### ACTIVITY
Pull out every line below that contains the word "Publication".

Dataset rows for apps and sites
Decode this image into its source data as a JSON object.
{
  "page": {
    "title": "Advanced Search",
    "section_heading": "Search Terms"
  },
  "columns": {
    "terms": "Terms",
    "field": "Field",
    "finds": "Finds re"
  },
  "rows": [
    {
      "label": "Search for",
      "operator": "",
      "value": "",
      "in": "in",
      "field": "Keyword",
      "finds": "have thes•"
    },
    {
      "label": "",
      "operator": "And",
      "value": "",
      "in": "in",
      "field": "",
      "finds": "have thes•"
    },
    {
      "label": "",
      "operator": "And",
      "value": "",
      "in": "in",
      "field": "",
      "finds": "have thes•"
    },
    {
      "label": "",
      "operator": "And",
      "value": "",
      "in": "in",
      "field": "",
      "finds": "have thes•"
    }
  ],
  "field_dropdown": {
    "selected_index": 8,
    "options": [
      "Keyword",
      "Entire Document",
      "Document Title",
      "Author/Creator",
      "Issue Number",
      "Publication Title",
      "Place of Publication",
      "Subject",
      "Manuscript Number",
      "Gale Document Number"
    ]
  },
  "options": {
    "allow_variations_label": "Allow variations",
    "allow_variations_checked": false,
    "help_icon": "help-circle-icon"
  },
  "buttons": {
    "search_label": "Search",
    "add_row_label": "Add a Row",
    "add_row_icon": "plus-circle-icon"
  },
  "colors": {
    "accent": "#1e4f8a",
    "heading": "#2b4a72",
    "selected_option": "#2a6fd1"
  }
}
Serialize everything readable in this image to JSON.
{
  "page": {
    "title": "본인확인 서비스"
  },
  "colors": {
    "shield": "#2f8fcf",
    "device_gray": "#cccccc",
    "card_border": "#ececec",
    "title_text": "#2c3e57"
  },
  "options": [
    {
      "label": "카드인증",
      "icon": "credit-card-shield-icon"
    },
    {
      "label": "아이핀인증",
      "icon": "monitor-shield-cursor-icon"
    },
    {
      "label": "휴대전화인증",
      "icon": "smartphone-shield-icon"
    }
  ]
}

### SOLUTION FOR THIS EXERCISE
      "Publication Title",
      "Place of Publication",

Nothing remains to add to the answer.